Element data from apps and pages
%%

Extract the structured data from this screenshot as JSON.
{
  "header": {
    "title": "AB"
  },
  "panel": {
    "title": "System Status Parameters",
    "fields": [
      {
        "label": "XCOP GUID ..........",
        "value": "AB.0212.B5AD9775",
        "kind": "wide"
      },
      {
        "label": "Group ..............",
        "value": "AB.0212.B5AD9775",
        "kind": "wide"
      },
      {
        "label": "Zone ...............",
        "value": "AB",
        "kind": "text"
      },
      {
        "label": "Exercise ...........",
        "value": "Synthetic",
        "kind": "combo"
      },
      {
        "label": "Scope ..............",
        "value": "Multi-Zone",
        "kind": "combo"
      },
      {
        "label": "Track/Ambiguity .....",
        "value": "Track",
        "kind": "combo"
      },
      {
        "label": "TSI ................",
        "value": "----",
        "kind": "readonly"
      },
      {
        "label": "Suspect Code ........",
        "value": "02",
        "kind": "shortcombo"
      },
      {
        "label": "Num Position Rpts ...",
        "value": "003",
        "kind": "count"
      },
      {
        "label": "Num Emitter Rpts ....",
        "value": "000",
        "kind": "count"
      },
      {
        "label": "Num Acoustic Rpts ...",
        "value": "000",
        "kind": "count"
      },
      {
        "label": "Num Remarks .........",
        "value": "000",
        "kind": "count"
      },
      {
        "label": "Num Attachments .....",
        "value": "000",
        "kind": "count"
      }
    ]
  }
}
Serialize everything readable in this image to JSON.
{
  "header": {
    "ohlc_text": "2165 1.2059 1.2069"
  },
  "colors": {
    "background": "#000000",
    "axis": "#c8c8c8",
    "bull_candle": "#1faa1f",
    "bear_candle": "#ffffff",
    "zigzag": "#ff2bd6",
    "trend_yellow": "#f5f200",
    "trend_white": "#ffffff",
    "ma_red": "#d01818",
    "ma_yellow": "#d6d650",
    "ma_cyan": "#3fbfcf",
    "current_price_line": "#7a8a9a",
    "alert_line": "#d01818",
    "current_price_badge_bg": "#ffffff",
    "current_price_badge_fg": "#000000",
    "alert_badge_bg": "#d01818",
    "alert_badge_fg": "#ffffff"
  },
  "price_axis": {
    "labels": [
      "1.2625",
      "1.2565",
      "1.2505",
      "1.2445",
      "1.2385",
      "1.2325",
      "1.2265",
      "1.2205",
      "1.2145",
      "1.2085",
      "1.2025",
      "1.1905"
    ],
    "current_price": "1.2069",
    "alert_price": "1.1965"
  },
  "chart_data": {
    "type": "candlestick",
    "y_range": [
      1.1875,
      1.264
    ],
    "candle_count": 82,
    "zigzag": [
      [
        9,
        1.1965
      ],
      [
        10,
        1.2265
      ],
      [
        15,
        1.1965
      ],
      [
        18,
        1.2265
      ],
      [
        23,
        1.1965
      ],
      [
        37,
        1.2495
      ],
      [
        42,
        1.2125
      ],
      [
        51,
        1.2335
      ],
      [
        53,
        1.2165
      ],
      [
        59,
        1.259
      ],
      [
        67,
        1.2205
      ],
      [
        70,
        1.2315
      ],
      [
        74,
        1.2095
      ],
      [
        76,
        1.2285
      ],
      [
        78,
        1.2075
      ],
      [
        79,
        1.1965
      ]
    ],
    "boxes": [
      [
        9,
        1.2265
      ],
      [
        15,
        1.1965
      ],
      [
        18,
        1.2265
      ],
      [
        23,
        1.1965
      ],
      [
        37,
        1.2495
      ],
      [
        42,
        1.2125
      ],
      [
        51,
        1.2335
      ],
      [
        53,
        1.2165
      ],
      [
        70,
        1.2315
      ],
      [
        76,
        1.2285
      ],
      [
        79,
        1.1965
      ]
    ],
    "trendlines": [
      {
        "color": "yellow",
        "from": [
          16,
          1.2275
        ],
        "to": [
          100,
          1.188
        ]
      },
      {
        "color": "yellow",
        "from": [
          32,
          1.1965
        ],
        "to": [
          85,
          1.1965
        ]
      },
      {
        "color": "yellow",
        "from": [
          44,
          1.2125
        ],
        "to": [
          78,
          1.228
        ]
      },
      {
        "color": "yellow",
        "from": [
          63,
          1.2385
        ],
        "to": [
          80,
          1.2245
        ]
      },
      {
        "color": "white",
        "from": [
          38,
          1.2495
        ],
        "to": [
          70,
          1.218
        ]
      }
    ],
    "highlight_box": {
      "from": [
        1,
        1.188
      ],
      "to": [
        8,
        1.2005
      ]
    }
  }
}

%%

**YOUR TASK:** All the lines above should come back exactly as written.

**RESULT:**
Extract the structured data from this screenshot as JSON.
{
  "header": {
    "title": "AB"
  },
  "panel": {
    "title": "System Status Parameters",
    "fields": [
      {
        "label": "XCOP GUID ..........",
        "value": "AB.0212.B5AD9775",
        "kind": "wide"
      },
      {
        "label": "Group ..............",
        "value": "AB.0212.B5AD9775",
        "kind": "wide"
      },
      {
        "label": "Zone ...............",
        "value": "AB",
        "kind": "text"
      },
      {
        "label": "Exercise ...........",
        "value": "Synthetic",
        "kind": "combo"
      },
      {
        "label": "Scope ..............",
        "value": "Multi-Zone",
        "kind": "combo"
      },
      {
        "label": "Track/Ambiguity .....",
        "value": "Track",
        "kind": "combo"
      },
      {
        "label": "TSI ................",
        "value": "----",
        "kind": "readonly"
      },
      {
        "label": "Suspect Code ........",
        "value": "02",
        "kind": "shortcombo"
      },
      {
        "label": "Num Position Rpts ...",
        "value": "003",
        "kind": "count"
      },
      {
        "label": "Num Emitter Rpts ....",
        "value": "000",
        "kind": "count"
      },
      {
        "label": "Num Acoustic Rpts ...",
        "value": "000",
        "kind": "count"
      },
      {
        "label": "Num Remarks .........",
        "value": "000",
        "kind": "count"
      },
      {
        "label": "Num Attachments .....",
        "value": "000",
        "kind": "count"
      }
    ]
  }
}
Serialize everything readable in this image to JSON.
{
  "header": {
    "ohlc_text": "2165 1.2059 1.2069"
  },
  "colors": {
    "background": "#000000",
    "axis": "#c8c8c8",
    "bull_candle": "#1faa1f",
    "bear_candle": "#ffffff",
    "zigzag": "#ff2bd6",
    "trend_yellow": "#f5f200",
    "trend_white": "#ffffff",
    "ma_red": "#d01818",
    "ma_yellow": "#d6d650",
    "ma_cyan": "#3fbfcf",
    "current_price_line": "#7a8a9a",
    "alert_line": "#d01818",
    "current_price_badge_bg": "#ffffff",
    "current_price_badge_fg": "#000000",
    "alert_badge_bg": "#d01818",
    "alert_badge_fg": "#ffffff"
  },
  "price_axis": {
    "labels": [
      "1.2625",
      "1.2565",
      "1.2505",
      "1.2445",
      "1.2385",
      "1.2325",
      "1.2265",
      "1.2205",
      "1.2145",
      "1.2085",
      "1.2025",
      "1.1905"
    ],
    "current_price": "1.2069",
    "alert_price": "1.1965"
  },
  "chart_data": {
    "type": "candlestick",
    "y_range": [
      1.1875,
      1.264
    ],
    "candle_count": 82,
    "zigzag": [
      [
        9,
        1.1965
      ],
      [
        10,
        1.2265
      ],
      [
        15,
        1.1965
      ],
      [
        18,
        1.2265
      ],
      [
        23,
        1.1965
      ],
      [
        37,
        1.2495
      ],
      [
        42,
        1.2125
      ],
      [
        51,
        1.2335
      ],
      [
        53,
        1.2165
      ],
      [
        59,
        1.259
      ],
      [
        67,
        1.2205
      ],
      [
        70,
        1.2315
      ],
      [
        74,
        1.2095
      ],
      [
        76,
        1.2285
      ],
      [
        78,
        1.2075
      ],
      [
        79,
        1.1965
      ]
    ],
    "boxes": [
      [
        9,
        1.2265
      ],
      [
        15,
        1.1965
      ],
      [
        18,
        1.2265
      ],
      [
        23,
        1.1965
      ],
      [
        37,
        1.2495
      ],
      [
        42,
        1.2125
      ],
      [
        51,
        1.2335
      ],
      [
        53,
        1.2165
      ],
      [
        70,
        1.2315
      ],
      [
        76,
        1.2285
      ],
      [
        79,
        1.1965
      ]
    ],
    "trendlines": [
      {
        "color": "yellow",
        "from": [
          16,
          1.2275
        ],
        "to": [
          100,
          1.188
        ]
      },
      {
        "color": "yellow",
        "from": [
          32,
          1.1965
        ],
        "to": [
          85,
          1.1965
        ]
      },
      {
        "color": "yellow",
        "from": [
          44,
          1.2125
        ],
        "to": [
          78,
          1.228
        ]
      },
      {
        "color": "yellow",
        "from": [
          63,
          1.2385
        ],
        "to": [
          80,
          1.2245
        ]
      },
      {
        "color": "white",
        "from": [
          38,
          1.2495
        ],
        "to": [
          70,
          1.218
        ]
      }
    ],
    "highlight_box": {
      "from": [
        1,
        1.188
      ],
      "to": [
        8,
        1.2005
      ]
    }
  }
}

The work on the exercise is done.